Restate the entries below verbatim.

BEGIN

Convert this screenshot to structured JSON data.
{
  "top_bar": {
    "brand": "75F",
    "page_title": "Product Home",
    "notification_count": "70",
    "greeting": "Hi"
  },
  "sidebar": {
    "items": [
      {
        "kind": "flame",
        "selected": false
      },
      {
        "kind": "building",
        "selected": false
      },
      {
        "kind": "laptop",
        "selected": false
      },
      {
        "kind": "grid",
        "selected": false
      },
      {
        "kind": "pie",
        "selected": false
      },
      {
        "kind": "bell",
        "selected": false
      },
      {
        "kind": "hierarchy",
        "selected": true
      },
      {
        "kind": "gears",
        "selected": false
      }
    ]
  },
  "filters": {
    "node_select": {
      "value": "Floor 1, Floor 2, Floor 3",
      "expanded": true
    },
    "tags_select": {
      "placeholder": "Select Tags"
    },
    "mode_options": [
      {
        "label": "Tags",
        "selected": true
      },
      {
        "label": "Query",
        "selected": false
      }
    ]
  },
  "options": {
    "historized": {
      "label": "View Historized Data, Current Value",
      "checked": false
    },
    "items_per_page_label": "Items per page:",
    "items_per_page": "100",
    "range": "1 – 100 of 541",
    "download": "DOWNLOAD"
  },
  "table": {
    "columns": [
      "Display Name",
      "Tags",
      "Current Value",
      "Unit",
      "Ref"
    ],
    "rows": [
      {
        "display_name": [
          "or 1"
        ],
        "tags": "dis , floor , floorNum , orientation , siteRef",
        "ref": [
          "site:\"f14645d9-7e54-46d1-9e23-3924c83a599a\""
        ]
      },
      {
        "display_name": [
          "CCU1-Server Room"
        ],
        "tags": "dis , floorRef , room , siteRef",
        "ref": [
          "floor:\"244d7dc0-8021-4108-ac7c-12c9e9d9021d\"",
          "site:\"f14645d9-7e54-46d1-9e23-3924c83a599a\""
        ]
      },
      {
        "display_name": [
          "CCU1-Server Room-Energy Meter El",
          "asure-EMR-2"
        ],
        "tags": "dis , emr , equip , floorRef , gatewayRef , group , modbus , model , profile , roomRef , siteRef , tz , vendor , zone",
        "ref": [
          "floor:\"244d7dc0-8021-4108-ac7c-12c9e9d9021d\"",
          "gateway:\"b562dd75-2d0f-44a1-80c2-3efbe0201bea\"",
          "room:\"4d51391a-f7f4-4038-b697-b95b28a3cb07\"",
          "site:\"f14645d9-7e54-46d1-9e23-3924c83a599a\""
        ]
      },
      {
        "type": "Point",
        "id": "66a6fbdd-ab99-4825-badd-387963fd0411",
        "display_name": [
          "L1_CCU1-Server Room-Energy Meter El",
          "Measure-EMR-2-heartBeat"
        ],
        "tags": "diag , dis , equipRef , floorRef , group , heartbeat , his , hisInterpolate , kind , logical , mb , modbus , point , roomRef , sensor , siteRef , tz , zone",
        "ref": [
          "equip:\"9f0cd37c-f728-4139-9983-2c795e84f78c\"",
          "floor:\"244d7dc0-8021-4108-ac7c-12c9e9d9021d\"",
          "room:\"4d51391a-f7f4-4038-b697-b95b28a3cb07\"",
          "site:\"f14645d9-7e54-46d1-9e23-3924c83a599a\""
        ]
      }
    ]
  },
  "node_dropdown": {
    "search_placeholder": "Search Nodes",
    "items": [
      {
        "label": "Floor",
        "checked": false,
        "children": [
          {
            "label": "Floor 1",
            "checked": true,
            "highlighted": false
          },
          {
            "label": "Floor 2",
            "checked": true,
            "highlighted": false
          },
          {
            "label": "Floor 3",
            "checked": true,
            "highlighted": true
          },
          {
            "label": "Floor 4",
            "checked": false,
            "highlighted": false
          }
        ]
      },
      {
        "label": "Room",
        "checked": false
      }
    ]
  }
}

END

> **EXERCISE OUTPUT**:
Convert this screenshot to structured JSON data.
{
  "top_bar": {
    "brand": "75F",
    "page_title": "Product Home",
    "notification_count": "70",
    "greeting": "Hi"
  },
  "sidebar": {
    "items": [
      {
        "kind": "flame",
        "selected": false
      },
      {
        "kind": "building",
        "selected": false
      },
      {
        "kind": "laptop",
        "selected": false
      },
      {
        "kind": "grid",
        "selected": false
      },
      {
        "kind": "pie",
        "selected": false
      },
      {
        "kind": "bell",
        "selected": false
      },
      {
        "kind": "hierarchy",
        "selected": true
      },
      {
        "kind": "gears",
        "selected": false
      }
    ]
  },
  "filters": {
    "node_select": {
      "value": "Floor 1, Floor 2, Floor 3",
      "expanded": true
    },
    "tags_select": {
      "placeholder": "Select Tags"
    },
    "mode_options": [
      {
        "label": "Tags",
        "selected": true
      },
      {
        "label": "Query",
        "selected": false
      }
    ]
  },
  "options": {
    "historized": {
      "label": "View Historized Data, Current Value",
      "checked": false
    },
    "items_per_page_label": "Items per page:",
    "items_per_page": "100",
    "range": "1 – 100 of 541",
    "download": "DOWNLOAD"
  },
  "table": {
    "columns": [
      "Display Name",
      "Tags",
      "Current Value",
      "Unit",
      "Ref"
    ],
    "rows": [
      {
        "display_name": [
          "or 1"
        ],
        "tags": "dis , floor , floorNum , orientation , siteRef",
        "ref": [
          "site:\"f14645d9-7e54-46d1-9e23-3924c83a599a\""
        ]
      },
      {
        "display_name": [
          "CCU1-Server Room"
        ],
        "tags": "dis , floorRef , room , siteRef",
        "ref": [
          "floor:\"244d7dc0-8021-4108-ac7c-12c9e9d9021d\"",
          "site:\"f14645d9-7e54-46d1-9e23-3924c83a599a\""
        ]
      },
      {
        "display_name": [
          "CCU1-Server Room-Energy Meter El",
          "asure-EMR-2"
        ],
        "tags": "dis , emr , equip , floorRef , gatewayRef , group , modbus , model , profile , roomRef , siteRef , tz , vendor , zone",
        "ref": [
          "floor:\"244d7dc0-8021-4108-ac7c-12c9e9d9021d\"",
          "gateway:\"b562dd75-2d0f-44a1-80c2-3efbe0201bea\"",
          "room:\"4d51391a-f7f4-4038-b697-b95b28a3cb07\"",
          "site:\"f14645d9-7e54-46d1-9e23-3924c83a599a\""
        ]
      },
      {
        "type": "Point",
        "id": "66a6fbdd-ab99-4825-badd-387963fd0411",
        "display_name": [
          "L1_CCU1-Server Room-Energy Meter El",
          "Measure-EMR-2-heartBeat"
        ],
        "tags": "diag , dis , equipRef , floorRef , group , heartbeat , his , hisInterpolate , kind , logical , mb , modbus , point , roomRef , sensor , siteRef , tz , zone",
        "ref": [
          "equip:\"9f0cd37c-f728-4139-9983-2c795e84f78c\"",
          "floor:\"244d7dc0-8021-4108-ac7c-12c9e9d9021d\"",
          "room:\"4d51391a-f7f4-4038-b697-b95b28a3cb07\"",
          "site:\"f14645d9-7e54-46d1-9e23-3924c83a599a\""
        ]
      }
    ]
  },
  "node_dropdown": {
    "search_placeholder": "Search Nodes",
    "items": [
      {
        "label": "Floor",
        "checked": false,
        "children": [
          {
            "label": "Floor 1",
            "checked": true,
            "highlighted": false
          },
          {
            "label": "Floor 2",
            "checked": true,
            "highlighted": false
          },
          {
            "label": "Floor 3",
            "checked": true,
            "highlighted": true
          },
          {
            "label": "Floor 4",
            "checked": false,
            "highlighted": false
          }
        ]
      },
      {
        "label": "Room",
        "checked": false
      }
    ]
  }
}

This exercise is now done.